BEGIN

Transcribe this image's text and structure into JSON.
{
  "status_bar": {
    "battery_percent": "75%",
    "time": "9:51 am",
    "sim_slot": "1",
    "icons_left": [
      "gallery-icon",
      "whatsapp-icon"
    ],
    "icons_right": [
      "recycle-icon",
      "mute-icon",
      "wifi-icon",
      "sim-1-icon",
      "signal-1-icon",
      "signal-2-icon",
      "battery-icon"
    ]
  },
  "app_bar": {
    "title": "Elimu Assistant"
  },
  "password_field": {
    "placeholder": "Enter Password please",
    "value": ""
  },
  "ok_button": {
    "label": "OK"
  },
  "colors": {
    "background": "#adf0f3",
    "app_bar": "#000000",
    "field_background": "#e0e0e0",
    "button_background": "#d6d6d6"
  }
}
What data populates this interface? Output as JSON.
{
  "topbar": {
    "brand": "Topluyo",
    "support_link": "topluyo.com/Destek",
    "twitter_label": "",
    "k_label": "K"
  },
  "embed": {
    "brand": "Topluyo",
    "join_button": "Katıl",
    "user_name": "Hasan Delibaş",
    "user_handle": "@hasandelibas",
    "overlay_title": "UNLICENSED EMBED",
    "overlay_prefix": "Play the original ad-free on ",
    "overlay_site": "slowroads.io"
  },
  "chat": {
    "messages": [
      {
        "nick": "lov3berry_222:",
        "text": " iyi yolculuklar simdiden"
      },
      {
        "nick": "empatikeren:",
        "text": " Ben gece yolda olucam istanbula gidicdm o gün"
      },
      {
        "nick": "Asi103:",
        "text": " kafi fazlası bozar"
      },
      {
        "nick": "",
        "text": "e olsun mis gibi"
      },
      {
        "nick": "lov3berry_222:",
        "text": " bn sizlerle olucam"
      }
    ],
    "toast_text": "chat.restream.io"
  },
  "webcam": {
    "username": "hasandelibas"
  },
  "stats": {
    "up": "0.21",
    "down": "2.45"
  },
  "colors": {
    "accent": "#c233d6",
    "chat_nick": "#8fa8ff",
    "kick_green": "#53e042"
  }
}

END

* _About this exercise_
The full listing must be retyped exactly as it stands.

* _Output of the exercise_
Transcribe this image's text and structure into JSON.
{
  "status_bar": {
    "battery_percent": "75%",
    "time": "9:51 am",
    "sim_slot": "1",
    "icons_left": [
      "gallery-icon",
      "whatsapp-icon"
    ],
    "icons_right": [
      "recycle-icon",
      "mute-icon",
      "wifi-icon",
      "sim-1-icon",
      "signal-1-icon",
      "signal-2-icon",
      "battery-icon"
    ]
  },
  "app_bar": {
    "title": "Elimu Assistant"
  },
  "password_field": {
    "placeholder": "Enter Password please",
    "value": ""
  },
  "ok_button": {
    "label": "OK"
  },
  "colors": {
    "background": "#adf0f3",
    "app_bar": "#000000",
    "field_background": "#e0e0e0",
    "button_background": "#d6d6d6"
  }
}
What data populates this interface? Output as JSON.
{
  "topbar": {
    "brand": "Topluyo",
    "support_link": "topluyo.com/Destek",
    "twitter_label": "",
    "k_label": "K"
  },
  "embed": {
    "brand": "Topluyo",
    "join_button": "Katıl",
    "user_name": "Hasan Delibaş",
    "user_handle": "@hasandelibas",
    "overlay_title": "UNLICENSED EMBED",
    "overlay_prefix": "Play the original ad-free on ",
    "overlay_site": "slowroads.io"
  },
  "chat": {
    "messages": [
      {
        "nick": "lov3berry_222:",
        "text": " iyi yolculuklar simdiden"
      },
      {
        "nick": "empatikeren:",
        "text": " Ben gece yolda olucam istanbula gidicdm o gün"
      },
      {
        "nick": "Asi103:",
        "text": " kafi fazlası bozar"
      },
      {
        "nick": "",
        "text": "e olsun mis gibi"
      },
      {
        "nick": "lov3berry_222:",
        "text": " bn sizlerle olucam"
      }
    ],
    "toast_text": "chat.restream.io"
  },
  "webcam": {
    "username": "hasandelibas"
  },
  "stats": {
    "up": "0.21",
    "down": "2.45"
  },
  "colors": {
    "accent": "#c233d6",
    "chat_nick": "#8fa8ff",
    "kick_green": "#53e042"
  }
}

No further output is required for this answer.